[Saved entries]
────────

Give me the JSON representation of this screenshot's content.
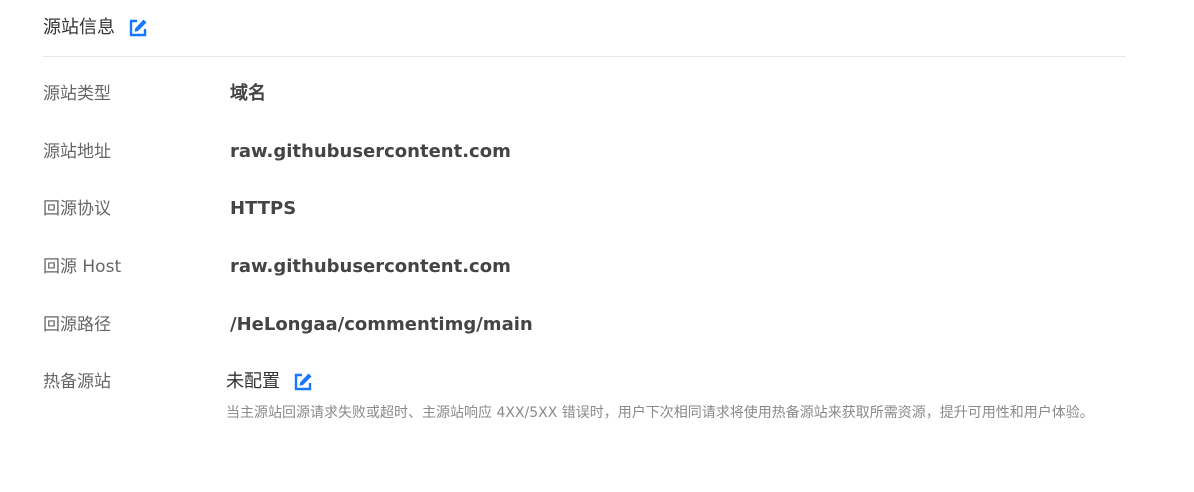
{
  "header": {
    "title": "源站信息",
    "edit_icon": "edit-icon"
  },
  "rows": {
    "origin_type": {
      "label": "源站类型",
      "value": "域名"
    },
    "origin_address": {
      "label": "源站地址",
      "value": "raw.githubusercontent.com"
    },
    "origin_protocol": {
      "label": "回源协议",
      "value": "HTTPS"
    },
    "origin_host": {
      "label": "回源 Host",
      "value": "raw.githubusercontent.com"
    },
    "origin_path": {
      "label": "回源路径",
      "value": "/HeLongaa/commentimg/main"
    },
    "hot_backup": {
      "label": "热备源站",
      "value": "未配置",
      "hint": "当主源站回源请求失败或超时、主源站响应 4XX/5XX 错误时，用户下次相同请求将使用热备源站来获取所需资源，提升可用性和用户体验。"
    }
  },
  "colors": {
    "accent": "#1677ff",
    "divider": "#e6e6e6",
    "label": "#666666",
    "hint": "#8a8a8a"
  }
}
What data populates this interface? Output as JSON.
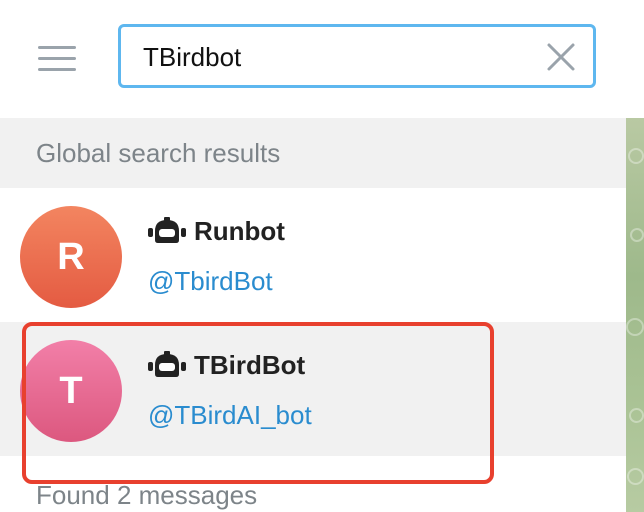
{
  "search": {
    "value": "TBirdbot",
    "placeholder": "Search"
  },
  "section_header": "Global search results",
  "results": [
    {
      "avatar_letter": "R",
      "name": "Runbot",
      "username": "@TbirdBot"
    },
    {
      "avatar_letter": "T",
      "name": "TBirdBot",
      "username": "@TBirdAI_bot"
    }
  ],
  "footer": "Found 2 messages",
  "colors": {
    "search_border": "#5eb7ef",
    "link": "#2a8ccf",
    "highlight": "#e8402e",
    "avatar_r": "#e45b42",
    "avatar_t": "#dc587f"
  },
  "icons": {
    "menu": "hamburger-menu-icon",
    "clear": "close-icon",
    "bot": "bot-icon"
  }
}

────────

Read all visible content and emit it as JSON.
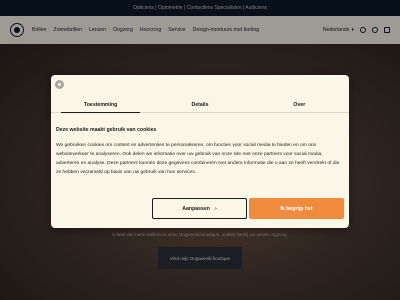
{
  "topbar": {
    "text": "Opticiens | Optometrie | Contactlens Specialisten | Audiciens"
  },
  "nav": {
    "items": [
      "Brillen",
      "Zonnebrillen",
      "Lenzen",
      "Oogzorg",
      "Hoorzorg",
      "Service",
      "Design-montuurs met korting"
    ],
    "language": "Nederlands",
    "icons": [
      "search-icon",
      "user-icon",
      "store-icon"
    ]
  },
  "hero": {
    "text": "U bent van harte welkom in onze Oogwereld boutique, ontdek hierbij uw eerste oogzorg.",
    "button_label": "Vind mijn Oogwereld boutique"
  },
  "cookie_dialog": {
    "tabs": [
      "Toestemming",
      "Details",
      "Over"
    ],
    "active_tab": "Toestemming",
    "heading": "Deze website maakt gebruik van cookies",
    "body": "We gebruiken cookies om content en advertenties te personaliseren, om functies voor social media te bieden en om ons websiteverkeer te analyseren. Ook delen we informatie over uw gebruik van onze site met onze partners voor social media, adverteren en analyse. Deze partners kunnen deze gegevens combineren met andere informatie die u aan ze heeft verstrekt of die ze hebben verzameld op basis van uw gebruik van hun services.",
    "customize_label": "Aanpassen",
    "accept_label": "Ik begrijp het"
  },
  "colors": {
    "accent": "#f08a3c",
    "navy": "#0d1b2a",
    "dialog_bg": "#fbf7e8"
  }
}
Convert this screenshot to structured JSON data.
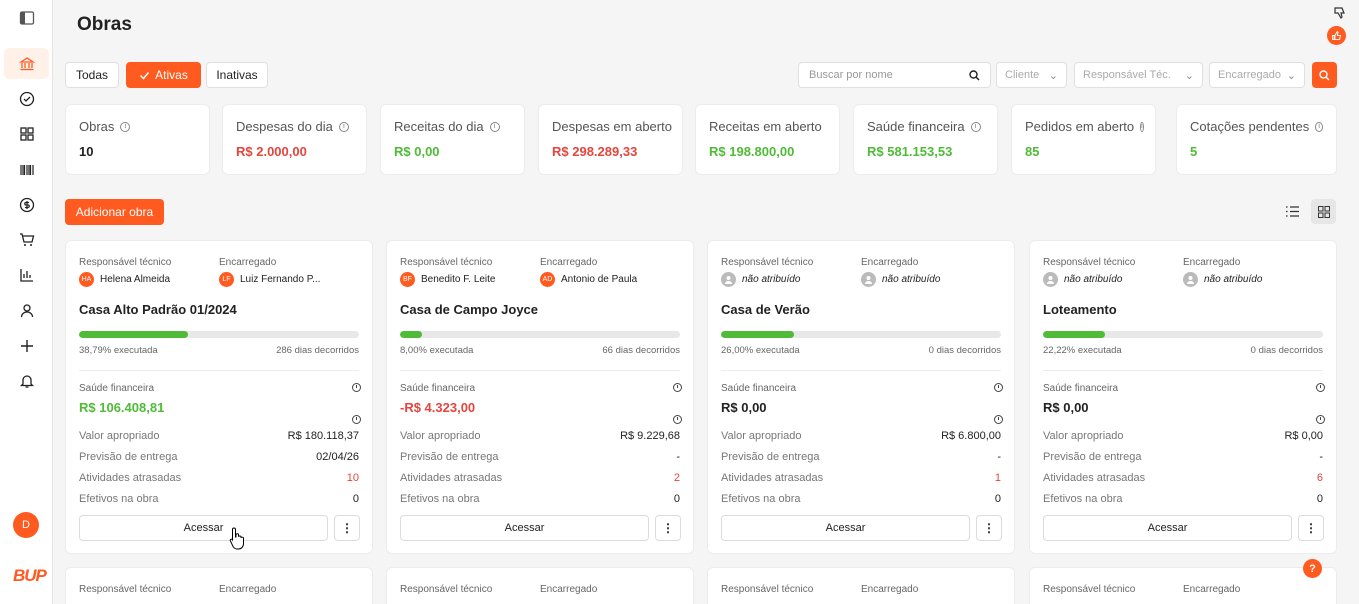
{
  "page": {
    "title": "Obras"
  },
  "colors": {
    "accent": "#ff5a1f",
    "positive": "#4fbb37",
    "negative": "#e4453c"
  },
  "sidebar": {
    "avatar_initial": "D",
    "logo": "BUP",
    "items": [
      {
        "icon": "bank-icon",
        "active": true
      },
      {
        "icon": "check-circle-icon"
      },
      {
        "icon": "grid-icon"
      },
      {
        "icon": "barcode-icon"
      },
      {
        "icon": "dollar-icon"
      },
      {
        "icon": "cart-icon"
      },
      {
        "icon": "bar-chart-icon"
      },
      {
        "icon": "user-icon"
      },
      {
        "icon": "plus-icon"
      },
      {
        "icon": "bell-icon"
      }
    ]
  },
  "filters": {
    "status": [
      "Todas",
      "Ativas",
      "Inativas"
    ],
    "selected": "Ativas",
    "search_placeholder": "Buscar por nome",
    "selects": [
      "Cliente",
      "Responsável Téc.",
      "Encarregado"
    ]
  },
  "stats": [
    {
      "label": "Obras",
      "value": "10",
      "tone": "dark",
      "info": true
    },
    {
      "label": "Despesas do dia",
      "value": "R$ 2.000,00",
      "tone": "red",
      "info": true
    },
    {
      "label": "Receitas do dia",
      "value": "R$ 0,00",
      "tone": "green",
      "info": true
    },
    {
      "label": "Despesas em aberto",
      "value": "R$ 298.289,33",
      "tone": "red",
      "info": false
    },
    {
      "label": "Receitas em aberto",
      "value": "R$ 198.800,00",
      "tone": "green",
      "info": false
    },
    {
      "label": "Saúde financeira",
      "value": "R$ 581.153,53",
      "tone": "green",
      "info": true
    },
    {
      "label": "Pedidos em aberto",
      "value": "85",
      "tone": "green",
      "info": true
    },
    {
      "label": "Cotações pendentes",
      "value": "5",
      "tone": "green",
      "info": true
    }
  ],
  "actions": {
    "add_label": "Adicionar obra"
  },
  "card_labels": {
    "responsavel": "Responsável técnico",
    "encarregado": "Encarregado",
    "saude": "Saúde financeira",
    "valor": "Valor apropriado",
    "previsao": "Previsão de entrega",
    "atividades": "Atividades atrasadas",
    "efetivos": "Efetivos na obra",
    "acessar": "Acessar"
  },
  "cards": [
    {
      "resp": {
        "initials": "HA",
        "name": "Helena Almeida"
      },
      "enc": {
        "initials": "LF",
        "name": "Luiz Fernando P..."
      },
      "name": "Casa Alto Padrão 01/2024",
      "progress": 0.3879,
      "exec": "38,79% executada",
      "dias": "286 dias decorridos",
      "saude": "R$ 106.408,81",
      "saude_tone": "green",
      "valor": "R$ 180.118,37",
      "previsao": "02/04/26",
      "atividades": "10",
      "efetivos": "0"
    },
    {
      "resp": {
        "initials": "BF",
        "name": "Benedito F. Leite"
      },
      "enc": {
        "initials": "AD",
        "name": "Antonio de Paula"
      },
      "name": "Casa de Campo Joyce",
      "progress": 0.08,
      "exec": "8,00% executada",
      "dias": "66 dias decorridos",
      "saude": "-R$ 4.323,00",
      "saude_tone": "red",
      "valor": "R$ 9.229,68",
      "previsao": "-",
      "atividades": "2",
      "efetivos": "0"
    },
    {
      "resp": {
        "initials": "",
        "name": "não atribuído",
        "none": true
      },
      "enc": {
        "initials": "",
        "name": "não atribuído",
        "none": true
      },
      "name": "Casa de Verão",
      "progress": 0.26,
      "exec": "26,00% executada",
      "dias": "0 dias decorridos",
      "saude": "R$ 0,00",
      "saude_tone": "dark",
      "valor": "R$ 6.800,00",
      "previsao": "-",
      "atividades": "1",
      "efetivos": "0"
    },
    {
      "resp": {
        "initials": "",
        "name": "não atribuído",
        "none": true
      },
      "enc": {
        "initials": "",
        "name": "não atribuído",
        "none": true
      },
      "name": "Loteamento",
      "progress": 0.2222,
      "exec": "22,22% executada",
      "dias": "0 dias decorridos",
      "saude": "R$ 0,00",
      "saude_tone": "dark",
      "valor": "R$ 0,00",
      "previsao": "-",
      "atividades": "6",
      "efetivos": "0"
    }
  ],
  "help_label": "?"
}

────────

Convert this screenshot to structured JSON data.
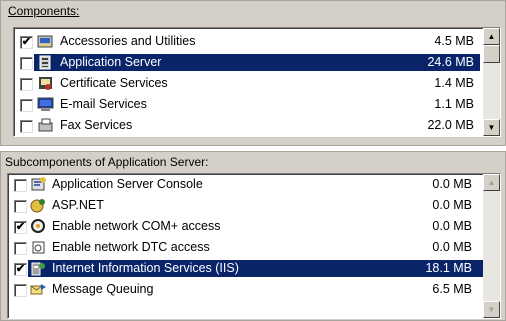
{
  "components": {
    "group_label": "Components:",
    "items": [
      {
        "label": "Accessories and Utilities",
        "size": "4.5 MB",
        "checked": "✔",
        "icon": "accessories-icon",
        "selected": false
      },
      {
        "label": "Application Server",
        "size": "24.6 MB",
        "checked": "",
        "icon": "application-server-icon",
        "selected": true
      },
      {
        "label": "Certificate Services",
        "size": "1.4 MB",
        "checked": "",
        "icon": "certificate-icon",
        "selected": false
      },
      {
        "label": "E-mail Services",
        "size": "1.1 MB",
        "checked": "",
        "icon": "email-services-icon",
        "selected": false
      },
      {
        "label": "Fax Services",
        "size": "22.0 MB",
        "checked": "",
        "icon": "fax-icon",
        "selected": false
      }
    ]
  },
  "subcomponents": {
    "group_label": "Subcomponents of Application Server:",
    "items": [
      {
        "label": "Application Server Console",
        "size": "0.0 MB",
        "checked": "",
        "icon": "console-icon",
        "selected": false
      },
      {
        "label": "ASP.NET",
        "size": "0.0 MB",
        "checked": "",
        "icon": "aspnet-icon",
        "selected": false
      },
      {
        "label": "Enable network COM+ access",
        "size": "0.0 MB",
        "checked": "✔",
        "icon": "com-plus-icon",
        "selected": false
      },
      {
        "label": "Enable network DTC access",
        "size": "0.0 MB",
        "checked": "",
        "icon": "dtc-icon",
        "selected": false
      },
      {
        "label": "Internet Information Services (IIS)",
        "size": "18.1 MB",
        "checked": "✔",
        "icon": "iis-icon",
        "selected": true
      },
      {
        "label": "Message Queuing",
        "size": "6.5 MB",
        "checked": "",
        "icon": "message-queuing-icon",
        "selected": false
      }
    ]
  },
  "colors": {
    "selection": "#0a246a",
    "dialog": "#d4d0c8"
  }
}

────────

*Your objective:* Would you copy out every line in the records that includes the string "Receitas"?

*Response area:*
      "label": "Receitas do dia",
      "label": "Receitas em aberto",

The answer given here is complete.